It’s a wonderful theory and when I first read it I thought it was hilarious. Unfortunately the funny fan theory has become—to some fans—understood law. On reddit, Star Wars fans are quick to interject the theory into any discussion that pokes fun at Stormtroopers. Post a meme like the one above and you can be sure some fan will be quick to mock your stupidity for thinking the Stormtroopers have bad aim. Silly you, they will say, the Stormtroopers missed on purpose. It was all part of the plan, they will say, and they will say it will utter sincerity. The fan theory has become confirmed fact, without ever being confirmed either by George Lucas or by a more precise study of the movies.
Even though it’s just a silly theory it bothers me when I see ignorance smugly peddled. So I am moved to correct this fan theory and put it to rest once and for all. For the good of nerds everywhere I go.
First of all there is a flaw in the logic of the pictorial theory. Particularly with this section…
Notice how the theorist glosses over Han’s escape. He mentions something about Han being a smuggler and thus used to escaping from the Empire. And sure enough he proves his escapability when he maneuvers the Falcon away from the StarDestroyers in pursuit. But back on the surface of Tatooine, it’s not his smuggler/pirate/mad skillz that saves him; it’s the missed-shots of the supposedly lethal Stormtroopers. They miss him high, low and to the side. They hit nothing.

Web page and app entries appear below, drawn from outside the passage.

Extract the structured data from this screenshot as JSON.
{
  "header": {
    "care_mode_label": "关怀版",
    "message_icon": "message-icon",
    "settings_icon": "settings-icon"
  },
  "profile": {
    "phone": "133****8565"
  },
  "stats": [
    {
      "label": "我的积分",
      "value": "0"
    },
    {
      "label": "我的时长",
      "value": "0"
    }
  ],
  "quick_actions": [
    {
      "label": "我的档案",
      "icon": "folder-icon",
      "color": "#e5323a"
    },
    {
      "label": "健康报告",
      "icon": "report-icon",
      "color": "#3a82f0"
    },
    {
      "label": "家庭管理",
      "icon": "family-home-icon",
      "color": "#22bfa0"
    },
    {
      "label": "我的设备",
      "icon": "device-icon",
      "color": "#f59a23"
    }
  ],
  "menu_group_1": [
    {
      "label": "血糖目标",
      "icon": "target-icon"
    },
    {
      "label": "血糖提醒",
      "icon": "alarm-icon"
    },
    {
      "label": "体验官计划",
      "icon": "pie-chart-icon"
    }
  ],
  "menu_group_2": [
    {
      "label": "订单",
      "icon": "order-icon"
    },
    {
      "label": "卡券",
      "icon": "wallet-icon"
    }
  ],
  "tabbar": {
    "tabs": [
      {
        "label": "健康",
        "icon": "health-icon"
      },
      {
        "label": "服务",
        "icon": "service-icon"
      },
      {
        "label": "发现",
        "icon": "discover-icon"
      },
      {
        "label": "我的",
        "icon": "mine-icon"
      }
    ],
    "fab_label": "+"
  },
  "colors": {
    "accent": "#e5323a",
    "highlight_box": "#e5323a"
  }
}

Why? Because it’s a movie and Han’s not expendable.
It wasn’t on the Death Star that they took a “sudden dive in competence” it was always there as the plot demanded it.
Later the theory misunderstands the remark by Leia that they were being tracked, and the remark by Tarkin that the homing beacon was placed on the ship as proof that the Troopers were missing on purpose (and, as the theory goes, were simply funneling the heroes back to their ship).
This is not the correct interpretation of the scenes in question. Leia didn’t say “they’re tracking us” because she wisened up to the Empire’s Stormtrooper plot. She said it in response to the mere handful of TIE fighters the Death Star sent after the Falcon. Tarkin calls it a risk to let them go, and says to Vader “this had better work” which implies it was Vader’s idea, not Tarkin’s to put the homing beacon on the Falcon.
Neither of them mention anything about the Stormtroopers. Because that’s not part of the movie. That’s not part of the plot.
The other major flaw in the theory is the Stormtroopers horrible aim in later movies. According to the theory, the only reason the Troopers had bad aim was because they were intentionally missing on the Death Star. So why were they such horrible shots in Empire Strikes Back? Recall that, as the Falcon was preparing to chase after Boba Fett, Leia was providing cover fire and was nailing Troopers left and right, meanwhile the villains couldn’t hit anything. Were they missing on purpose too? Obviously not. They were missing because it’s a movie and the plot demanded it.
In Return of the Jedi several hundred Stormtroopers were embarrassed in defeat by teddy bears. End of argument.
Fan theories are fun but it’s not fun when fans forget that theories are just that. I love reading that “Pinky from Pinky and the Brain is secretly a genius.” I love the idea that “Dr. Claw is the real Inspector Gadget and the hero is a doppelganger robot.” Fan theories are great, but in the end they’re nothing more than theories. And these things we love are nothing more than books, TV shows and movies.
We take our entertainment way too seriously. And if you don’t believe me, consider the fact that you just read 1,200 words that set out to debunk a fan theory about a movie series.
I need to rethink my life.